Task details —
Wherever a line holds the word "content", copy that line from the data.

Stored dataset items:
Start of Block
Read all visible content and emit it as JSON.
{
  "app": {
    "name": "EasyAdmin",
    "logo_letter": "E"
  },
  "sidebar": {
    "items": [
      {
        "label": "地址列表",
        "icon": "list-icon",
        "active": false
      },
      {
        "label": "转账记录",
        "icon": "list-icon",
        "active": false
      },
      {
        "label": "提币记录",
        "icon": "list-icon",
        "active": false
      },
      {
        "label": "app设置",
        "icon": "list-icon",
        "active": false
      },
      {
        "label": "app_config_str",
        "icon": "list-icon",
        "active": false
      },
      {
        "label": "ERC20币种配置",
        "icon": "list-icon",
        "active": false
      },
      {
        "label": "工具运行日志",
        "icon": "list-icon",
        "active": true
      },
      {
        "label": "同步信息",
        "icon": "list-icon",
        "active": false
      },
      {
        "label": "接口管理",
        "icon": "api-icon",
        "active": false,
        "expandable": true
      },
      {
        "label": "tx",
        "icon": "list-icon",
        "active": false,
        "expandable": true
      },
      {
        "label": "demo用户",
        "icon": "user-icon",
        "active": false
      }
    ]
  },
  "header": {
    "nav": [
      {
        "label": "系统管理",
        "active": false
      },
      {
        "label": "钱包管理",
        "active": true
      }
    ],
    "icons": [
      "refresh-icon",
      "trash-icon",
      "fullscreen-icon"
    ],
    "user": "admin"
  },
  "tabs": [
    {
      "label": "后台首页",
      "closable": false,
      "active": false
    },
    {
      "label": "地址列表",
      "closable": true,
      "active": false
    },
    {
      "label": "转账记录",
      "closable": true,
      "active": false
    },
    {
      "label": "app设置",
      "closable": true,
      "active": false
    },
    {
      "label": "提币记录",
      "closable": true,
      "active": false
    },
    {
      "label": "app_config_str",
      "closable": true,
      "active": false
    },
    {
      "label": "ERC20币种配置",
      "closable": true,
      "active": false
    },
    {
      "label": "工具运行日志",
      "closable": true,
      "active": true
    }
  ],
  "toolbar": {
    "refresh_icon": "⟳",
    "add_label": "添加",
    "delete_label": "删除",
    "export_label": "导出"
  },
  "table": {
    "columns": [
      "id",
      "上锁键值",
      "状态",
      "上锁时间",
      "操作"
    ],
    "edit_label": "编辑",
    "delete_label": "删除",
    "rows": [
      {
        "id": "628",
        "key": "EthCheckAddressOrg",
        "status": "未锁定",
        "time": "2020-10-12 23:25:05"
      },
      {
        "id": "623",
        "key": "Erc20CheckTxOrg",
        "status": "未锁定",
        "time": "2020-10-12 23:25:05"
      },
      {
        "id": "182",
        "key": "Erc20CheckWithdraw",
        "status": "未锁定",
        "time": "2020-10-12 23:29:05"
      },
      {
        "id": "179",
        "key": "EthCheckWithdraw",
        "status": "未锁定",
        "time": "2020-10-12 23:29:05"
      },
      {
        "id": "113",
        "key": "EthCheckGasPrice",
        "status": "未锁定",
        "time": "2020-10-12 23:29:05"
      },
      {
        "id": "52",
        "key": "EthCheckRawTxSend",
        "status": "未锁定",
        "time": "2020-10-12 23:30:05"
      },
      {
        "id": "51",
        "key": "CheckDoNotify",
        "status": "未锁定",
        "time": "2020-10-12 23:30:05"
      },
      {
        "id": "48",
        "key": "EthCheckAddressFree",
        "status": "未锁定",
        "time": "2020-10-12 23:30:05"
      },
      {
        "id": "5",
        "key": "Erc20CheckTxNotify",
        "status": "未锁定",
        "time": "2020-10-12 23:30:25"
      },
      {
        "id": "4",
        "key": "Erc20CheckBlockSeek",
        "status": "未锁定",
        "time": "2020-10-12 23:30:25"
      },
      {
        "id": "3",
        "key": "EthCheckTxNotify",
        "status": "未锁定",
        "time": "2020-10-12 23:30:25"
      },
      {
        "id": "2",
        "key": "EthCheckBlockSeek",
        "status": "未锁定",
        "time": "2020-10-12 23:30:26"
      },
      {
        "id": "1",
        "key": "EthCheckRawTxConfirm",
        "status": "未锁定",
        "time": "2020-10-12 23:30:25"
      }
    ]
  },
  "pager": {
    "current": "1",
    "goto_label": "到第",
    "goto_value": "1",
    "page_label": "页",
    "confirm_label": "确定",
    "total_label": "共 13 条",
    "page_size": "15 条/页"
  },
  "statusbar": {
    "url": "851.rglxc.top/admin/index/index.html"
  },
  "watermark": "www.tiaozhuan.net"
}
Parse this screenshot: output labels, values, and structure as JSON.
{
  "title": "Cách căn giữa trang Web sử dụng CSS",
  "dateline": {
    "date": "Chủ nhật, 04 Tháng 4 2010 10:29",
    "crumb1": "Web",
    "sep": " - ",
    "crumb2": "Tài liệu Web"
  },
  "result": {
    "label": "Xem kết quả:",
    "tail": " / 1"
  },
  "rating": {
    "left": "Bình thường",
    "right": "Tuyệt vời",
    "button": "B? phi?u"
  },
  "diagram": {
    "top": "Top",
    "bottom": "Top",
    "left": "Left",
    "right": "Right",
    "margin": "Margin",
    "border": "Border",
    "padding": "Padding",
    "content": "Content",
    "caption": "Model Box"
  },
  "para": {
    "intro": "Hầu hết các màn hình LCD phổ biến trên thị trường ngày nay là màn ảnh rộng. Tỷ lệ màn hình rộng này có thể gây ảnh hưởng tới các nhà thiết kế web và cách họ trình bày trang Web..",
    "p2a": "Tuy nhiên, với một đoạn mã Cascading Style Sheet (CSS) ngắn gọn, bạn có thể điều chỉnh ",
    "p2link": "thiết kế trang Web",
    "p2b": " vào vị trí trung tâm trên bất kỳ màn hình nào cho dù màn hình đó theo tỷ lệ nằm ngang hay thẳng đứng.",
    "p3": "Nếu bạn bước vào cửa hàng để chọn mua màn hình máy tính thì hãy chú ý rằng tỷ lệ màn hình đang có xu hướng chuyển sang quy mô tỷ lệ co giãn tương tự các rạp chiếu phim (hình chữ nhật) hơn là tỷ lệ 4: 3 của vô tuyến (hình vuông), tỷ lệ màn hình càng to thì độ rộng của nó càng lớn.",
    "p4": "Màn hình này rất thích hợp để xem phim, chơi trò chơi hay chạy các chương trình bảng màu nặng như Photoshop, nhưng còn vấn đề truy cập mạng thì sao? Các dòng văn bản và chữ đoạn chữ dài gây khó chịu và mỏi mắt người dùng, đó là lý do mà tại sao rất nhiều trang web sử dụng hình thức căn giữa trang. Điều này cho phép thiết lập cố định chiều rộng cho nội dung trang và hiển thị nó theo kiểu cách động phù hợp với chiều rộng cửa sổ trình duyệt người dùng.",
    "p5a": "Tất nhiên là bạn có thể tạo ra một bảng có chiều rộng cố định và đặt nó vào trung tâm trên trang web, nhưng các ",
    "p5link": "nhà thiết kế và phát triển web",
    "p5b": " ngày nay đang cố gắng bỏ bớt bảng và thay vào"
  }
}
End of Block
Response box —
Read all visible content and emit it as JSON.
    "content": "Content",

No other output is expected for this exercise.